About this task:
Which lines have the string "docx"? Copy all of them from the entries below.

◆ ◆ ◆

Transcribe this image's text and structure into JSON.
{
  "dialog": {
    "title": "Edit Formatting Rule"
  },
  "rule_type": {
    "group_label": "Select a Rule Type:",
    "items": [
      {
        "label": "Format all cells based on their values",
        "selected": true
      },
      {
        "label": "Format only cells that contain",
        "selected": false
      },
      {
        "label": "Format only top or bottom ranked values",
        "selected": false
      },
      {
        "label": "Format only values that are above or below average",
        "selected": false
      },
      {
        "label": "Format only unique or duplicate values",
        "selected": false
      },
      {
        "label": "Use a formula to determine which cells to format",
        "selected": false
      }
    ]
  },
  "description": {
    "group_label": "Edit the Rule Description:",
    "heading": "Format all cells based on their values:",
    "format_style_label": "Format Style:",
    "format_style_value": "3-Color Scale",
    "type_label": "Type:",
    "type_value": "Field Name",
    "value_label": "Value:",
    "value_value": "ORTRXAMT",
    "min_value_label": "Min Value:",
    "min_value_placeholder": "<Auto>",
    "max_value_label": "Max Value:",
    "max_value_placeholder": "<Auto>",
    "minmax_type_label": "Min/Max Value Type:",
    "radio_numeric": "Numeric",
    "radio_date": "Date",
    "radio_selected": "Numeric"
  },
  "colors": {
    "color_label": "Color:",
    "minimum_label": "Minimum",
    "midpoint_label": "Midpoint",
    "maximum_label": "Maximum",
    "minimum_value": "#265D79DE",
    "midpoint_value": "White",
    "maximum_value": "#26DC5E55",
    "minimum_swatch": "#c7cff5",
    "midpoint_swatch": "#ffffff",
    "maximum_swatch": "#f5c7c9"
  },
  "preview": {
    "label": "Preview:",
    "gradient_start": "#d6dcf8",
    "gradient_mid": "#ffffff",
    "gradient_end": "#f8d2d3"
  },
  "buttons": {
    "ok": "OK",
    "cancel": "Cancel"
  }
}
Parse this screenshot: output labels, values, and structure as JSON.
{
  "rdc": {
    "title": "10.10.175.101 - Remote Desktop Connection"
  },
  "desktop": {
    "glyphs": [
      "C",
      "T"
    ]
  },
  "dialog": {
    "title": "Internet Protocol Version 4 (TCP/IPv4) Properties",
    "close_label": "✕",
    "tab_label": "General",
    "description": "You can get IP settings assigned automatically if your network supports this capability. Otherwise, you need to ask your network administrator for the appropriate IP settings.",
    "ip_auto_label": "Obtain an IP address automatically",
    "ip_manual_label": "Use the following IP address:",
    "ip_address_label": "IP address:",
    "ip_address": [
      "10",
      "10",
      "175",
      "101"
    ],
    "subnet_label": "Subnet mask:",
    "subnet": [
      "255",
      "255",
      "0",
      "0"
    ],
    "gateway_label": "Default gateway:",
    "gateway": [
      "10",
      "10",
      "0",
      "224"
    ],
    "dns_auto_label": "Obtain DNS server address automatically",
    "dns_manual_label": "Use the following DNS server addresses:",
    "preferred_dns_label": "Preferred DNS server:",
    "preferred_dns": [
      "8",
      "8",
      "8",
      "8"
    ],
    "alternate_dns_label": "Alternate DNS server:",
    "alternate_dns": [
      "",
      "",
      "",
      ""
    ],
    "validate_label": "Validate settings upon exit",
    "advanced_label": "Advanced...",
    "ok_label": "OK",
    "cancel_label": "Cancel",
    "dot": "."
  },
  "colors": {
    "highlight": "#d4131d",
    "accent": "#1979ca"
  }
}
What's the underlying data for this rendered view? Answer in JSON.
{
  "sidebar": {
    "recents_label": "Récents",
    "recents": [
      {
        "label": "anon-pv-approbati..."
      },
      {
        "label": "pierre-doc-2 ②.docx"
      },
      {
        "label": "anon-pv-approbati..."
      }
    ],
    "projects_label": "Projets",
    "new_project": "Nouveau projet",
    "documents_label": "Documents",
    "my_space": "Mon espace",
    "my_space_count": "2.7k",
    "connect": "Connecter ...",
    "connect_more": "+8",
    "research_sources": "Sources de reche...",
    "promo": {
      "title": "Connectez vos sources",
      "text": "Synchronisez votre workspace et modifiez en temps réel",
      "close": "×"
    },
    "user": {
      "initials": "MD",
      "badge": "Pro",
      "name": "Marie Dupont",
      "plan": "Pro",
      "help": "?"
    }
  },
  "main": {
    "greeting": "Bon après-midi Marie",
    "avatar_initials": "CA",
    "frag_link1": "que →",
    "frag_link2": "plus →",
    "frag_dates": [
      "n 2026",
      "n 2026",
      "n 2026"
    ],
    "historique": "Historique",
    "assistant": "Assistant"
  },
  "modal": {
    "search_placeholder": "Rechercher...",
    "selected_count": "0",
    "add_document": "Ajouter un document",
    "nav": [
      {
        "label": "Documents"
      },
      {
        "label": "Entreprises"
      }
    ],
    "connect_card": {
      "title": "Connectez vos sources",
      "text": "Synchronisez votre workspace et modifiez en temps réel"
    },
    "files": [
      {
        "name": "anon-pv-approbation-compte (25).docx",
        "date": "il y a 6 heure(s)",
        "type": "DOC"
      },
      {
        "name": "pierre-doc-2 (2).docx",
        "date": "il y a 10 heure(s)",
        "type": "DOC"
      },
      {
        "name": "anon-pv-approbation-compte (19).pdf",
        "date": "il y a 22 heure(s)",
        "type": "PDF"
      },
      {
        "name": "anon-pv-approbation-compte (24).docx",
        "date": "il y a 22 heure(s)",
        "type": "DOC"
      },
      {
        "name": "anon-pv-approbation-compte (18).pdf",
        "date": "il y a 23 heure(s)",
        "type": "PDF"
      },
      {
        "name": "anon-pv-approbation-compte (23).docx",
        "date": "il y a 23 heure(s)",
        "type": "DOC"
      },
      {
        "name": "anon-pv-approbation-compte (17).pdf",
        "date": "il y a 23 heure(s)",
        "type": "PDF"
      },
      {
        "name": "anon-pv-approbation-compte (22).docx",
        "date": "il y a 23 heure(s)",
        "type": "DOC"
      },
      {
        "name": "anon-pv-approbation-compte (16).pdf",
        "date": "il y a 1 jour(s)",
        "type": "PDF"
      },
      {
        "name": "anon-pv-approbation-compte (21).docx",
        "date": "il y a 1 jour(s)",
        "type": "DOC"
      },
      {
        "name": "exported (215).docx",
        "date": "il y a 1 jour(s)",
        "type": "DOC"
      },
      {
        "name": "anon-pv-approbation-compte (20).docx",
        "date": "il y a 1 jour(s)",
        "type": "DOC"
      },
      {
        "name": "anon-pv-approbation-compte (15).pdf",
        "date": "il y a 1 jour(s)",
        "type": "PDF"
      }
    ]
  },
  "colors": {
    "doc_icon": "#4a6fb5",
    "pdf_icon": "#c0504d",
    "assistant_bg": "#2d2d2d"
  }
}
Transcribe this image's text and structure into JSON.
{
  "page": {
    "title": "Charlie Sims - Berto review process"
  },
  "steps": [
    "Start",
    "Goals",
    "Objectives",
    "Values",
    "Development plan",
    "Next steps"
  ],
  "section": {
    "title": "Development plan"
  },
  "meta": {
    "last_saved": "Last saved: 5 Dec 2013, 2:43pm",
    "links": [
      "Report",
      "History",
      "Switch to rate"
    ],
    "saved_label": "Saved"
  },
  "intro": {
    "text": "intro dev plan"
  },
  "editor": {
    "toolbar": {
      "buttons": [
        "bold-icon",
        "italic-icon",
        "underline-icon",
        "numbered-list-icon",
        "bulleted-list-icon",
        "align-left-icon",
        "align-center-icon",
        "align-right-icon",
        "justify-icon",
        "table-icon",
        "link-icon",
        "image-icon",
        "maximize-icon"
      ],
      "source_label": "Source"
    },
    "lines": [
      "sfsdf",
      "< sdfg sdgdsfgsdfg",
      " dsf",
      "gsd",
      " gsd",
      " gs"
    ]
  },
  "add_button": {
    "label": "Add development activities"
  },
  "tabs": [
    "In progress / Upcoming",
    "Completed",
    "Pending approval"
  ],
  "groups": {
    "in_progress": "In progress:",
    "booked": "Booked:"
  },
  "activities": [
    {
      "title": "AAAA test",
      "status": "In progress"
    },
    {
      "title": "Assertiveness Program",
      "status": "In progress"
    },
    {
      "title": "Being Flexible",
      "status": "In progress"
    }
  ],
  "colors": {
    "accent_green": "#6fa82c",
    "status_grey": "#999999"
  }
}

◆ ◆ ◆

Output of the exercise:
        "label": "pierre-doc-2 ②.docx"
        "name": "anon-pv-approbation-compte (25).docx",
        "name": "pierre-doc-2 (2).docx",
        "name": "anon-pv-approbation-compte (24).docx",
        "name": "anon-pv-approbation-compte (23).docx",
        "name": "anon-pv-approbation-compte (22).docx",
        "name": "anon-pv-approbation-compte (21).docx",
        "name": "exported (215).docx",
        "name": "anon-pv-approbation-compte (20).docx",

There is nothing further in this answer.